Words seem ironically inadequate to describe the skill with which McKillip spins the English language into magic. Lyrical is one word that is often used in reviews, but it's so much more. Most of McKillip's work deals with magic, and if there is any true magic in the world, I would suspect it would be found in her use of language. I could luxuriate in work written by McKillip regardless of the story, simply to enjoyher use of words.

I agree. It is also true that McKillip can be obscure, and leave quite a bit unexplained. Nonetheless, she has won more Mythopoeic Awards than any other author.

In the Forests of Serre (New York: Ace, 2003) is a book that I have read three times since I got it from one of our daughters for Christmas. I was trying to get a handle on the book. I believe that I finally did, and it's not McKillip's fault that it took me so long. It's about the heart. The word, referring to the seat of the emotions, is used over and over again, and two of the main characters give up their hearts for something else, and regret this.

I don't see how I can summarize the plot, or even describe the characters (there are nine that I would consider main characters) in anything like a post length that's reasonable, even for me. So I'll just summarize the book this way:

McKillip has again written a book with excellent use of language, describing a marvelous forest, wizardry, and a cold castle. The Princess Sidonie decides that she doesn't want to marry Prince Ronan unless he re-claims his heart. He gave it away because his first wife and child died. After numerous trips, by several characters, into and through the forest, all is well. Everyone who should have a heart does, and the two really can fall in love and be married.

* * * * *

This post has been somewhat re-done, here.

Thanks for reading!


Mufana said...

Dr. LaBar, I haven't read the book that you are refering to, but I have read a fantasy series that I got from you at SWU. The series is The Pendragon Cycle by Stephen R. Lawhead. I was interested in your opinion of the series and the author.

Martin LaBar said...

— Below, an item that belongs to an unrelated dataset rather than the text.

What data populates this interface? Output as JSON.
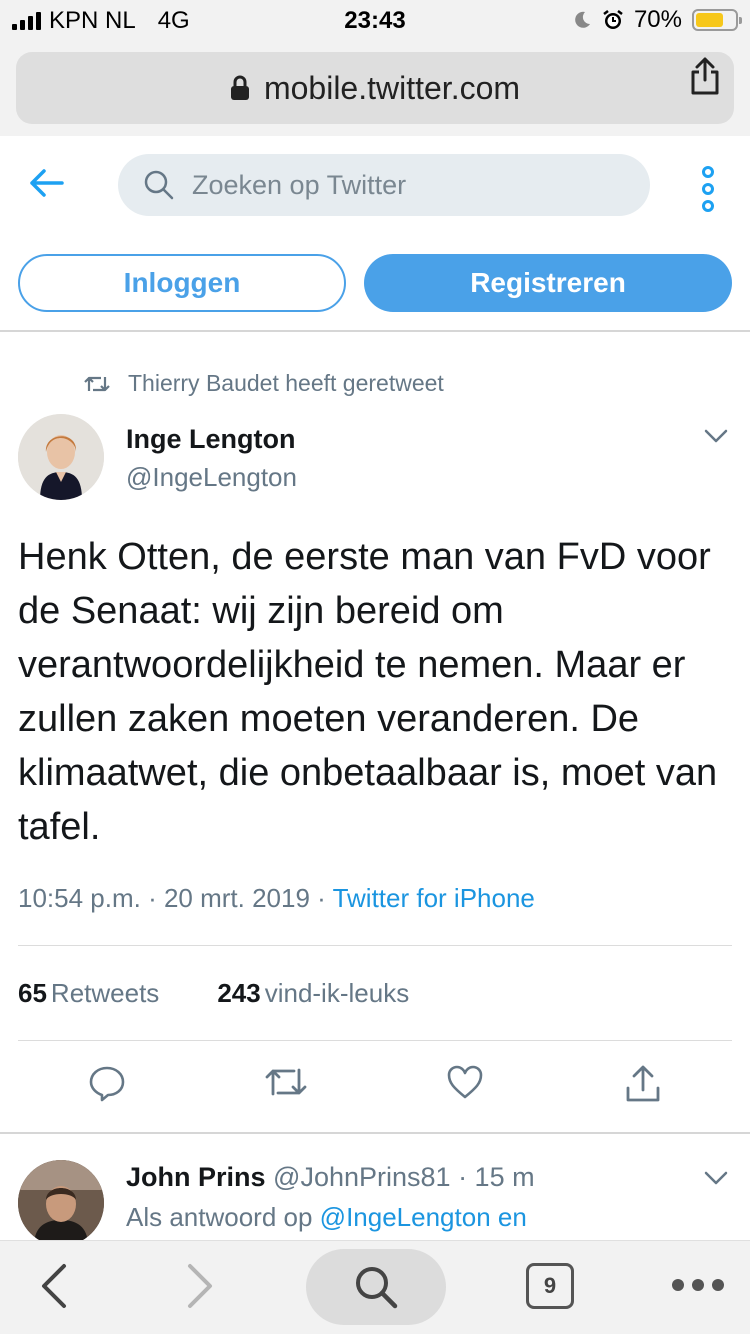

I responded to the commenter, and I appreciate the comment. Part of what I said (some was personal--I know him) was approximately this:
The books by Lawhead are pretty good reads, and Christian without being preachy. Somehow they never appealed to me as much as some other works of fantastic literature, and I haven't taken the time to figure out why.